Links:

Homemade Soft Pretzel Recipe (Alton Brown)

Pretzel Croissants (City Bakery)

Soft Pretzels, Refreshed (Smitten Kitchen)

Chocolate Pretzel Recipe (Derby Pie)

Welcome To France

A couple weeks ago, someone sent me a thoughtful gift from the US.

A few days later, I get a bill from the delivery company; 42 euros for taxes (the gift was valued at 80 euros, making the tax about 55%.)

So I head to the office of the delivery company, where they show me the official rules for gifts sent and received in France:

“If someone sends you a gift, they must write on the paperwork ‘Unsolicited Gift’”, they explain.

I reply, “So next time I receive a gift I should refuse it if it doesn’t say ‘Unsolicited Gift’ on the paperwork?”

No, by then it’s too late.

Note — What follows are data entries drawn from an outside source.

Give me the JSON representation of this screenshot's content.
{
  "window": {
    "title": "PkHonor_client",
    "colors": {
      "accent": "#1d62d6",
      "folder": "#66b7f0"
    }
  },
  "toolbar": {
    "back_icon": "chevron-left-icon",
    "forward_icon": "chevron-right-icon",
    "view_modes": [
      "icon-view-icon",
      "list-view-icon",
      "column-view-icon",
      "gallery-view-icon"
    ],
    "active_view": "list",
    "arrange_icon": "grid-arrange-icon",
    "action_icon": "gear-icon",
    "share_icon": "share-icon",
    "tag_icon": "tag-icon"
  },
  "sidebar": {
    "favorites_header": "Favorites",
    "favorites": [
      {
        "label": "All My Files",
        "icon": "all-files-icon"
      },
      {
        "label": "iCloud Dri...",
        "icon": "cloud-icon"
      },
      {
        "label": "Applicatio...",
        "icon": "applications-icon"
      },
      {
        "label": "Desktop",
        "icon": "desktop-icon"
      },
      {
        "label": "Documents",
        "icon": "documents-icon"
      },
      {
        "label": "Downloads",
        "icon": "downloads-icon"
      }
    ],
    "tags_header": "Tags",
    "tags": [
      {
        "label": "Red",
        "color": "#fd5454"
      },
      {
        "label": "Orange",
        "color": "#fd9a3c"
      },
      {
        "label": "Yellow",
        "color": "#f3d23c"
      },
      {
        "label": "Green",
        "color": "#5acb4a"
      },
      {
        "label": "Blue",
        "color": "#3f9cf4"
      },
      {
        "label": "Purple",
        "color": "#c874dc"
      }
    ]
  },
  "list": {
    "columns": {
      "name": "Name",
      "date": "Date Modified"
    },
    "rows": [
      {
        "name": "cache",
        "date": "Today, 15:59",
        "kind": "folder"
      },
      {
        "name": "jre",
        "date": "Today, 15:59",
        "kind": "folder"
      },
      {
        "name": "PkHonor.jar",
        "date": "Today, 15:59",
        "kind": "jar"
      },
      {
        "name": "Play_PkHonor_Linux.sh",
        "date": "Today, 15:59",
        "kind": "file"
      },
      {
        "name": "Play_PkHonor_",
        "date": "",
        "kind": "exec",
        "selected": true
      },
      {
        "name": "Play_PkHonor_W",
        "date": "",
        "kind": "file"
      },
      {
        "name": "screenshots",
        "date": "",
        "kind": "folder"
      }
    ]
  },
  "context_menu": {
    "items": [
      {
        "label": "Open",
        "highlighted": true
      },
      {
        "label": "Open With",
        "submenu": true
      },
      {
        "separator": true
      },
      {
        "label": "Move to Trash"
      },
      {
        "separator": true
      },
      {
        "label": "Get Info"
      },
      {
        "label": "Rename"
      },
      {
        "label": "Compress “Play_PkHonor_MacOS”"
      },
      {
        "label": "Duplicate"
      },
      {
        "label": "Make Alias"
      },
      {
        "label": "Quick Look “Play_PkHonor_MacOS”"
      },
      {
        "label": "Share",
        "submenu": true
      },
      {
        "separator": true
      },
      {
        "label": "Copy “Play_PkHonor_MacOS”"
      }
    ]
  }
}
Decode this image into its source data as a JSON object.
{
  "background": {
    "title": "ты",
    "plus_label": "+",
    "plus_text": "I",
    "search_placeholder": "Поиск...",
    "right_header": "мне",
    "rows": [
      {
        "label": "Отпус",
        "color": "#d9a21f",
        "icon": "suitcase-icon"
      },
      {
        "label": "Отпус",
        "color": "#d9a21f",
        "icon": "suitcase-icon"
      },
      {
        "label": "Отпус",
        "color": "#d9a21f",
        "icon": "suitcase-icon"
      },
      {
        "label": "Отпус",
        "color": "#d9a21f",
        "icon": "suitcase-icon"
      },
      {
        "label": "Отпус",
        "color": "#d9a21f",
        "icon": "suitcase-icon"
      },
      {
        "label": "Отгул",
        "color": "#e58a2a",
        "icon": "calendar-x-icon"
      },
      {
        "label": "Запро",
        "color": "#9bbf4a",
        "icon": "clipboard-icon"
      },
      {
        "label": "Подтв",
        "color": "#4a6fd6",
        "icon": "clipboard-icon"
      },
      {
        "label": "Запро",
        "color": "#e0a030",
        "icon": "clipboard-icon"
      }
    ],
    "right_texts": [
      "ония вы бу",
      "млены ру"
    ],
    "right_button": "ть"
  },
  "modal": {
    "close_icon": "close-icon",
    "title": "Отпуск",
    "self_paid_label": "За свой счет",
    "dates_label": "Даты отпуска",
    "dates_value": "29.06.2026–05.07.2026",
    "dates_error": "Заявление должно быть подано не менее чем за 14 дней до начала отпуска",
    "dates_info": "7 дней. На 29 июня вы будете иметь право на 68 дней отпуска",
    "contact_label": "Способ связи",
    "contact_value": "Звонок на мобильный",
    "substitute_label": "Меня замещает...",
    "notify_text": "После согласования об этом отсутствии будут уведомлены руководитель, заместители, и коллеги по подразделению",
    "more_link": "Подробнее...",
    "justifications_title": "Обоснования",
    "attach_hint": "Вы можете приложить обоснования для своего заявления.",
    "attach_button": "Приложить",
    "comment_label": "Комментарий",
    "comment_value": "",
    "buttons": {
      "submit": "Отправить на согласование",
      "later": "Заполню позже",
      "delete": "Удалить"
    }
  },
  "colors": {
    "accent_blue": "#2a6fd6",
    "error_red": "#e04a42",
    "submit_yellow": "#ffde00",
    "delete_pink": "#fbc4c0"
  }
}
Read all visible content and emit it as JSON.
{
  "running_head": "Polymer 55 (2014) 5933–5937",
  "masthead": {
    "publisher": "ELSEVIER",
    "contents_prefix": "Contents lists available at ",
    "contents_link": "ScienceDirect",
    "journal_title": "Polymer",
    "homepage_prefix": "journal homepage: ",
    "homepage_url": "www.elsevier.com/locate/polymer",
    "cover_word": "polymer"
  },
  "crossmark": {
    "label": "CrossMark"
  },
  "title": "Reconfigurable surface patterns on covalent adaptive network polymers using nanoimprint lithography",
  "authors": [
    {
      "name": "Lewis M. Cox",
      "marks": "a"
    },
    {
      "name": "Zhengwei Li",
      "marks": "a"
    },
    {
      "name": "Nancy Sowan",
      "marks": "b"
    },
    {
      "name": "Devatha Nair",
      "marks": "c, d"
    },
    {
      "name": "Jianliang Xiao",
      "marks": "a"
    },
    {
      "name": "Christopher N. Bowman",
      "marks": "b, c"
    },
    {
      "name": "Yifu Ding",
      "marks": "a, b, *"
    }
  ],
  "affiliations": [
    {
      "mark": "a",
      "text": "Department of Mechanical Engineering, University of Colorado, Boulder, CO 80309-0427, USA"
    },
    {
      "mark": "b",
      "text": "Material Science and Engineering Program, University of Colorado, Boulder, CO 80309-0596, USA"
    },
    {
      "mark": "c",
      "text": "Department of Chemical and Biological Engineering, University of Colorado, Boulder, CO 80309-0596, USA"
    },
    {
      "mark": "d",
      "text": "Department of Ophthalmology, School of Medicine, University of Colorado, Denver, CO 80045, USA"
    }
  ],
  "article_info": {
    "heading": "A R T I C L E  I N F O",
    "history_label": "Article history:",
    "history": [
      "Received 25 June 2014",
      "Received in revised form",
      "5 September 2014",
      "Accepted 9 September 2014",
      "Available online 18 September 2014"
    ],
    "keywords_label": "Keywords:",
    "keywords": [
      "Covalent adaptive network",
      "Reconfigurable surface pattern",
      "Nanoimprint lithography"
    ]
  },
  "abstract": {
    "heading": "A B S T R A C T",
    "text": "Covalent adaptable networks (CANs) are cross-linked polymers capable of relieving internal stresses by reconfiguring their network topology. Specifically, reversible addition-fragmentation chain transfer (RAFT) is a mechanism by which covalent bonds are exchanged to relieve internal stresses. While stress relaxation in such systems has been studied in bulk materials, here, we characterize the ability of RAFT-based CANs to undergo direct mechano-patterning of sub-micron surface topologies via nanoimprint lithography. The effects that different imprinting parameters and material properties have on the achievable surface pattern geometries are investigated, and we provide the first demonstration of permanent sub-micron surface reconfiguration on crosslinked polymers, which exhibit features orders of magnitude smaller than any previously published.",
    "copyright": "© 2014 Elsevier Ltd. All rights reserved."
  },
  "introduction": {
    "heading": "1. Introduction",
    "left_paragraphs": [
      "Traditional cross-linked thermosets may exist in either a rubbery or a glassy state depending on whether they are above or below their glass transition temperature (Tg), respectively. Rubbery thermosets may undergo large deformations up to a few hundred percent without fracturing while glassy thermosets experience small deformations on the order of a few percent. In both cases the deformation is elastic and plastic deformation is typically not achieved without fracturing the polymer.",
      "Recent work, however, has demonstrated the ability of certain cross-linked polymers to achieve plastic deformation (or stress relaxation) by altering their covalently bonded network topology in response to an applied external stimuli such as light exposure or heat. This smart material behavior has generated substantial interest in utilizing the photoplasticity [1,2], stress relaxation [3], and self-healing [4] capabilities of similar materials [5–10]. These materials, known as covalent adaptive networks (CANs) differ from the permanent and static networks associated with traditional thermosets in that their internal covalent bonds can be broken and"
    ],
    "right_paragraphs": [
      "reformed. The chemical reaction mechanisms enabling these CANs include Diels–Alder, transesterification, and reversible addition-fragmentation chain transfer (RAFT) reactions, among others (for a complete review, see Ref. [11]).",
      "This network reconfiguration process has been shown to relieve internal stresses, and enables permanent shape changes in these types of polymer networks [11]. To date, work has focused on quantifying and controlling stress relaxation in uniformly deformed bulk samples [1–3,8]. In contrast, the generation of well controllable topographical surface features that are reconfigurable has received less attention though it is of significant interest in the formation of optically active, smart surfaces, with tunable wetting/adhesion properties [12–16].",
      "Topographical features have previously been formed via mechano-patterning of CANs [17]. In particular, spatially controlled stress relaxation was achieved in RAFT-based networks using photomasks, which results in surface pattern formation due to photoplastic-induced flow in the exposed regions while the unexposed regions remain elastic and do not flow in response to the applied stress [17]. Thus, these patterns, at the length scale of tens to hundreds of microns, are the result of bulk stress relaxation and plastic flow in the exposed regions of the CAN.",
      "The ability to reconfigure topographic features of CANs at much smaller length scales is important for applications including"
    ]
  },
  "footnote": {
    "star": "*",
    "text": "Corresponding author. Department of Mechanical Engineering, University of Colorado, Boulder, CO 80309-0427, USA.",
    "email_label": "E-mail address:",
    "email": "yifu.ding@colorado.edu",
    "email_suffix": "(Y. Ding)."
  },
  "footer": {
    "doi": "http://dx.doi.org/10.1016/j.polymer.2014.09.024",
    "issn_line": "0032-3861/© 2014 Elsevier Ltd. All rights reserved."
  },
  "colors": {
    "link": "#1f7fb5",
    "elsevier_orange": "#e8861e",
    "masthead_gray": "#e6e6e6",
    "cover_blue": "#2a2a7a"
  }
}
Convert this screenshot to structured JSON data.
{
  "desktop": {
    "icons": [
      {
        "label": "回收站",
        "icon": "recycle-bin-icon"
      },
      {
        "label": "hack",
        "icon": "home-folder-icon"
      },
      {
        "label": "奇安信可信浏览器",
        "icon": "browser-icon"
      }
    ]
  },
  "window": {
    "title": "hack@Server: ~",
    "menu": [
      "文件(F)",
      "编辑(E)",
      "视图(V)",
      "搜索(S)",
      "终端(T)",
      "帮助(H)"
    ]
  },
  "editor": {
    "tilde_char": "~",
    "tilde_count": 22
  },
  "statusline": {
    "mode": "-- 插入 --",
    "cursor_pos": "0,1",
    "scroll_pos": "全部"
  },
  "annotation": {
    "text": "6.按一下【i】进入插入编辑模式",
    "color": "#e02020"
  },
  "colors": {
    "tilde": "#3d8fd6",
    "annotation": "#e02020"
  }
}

If someone’s going to send you an unsolicited gift, you need to tell them to write ‘Unsolicited Gift’ on the paperwork.”

“Oh.”

I stand there for a moment, looking at them to see if they perhaps detect any bit of irony there.

And do they?


I reach for my checkbook.


Welcome to France.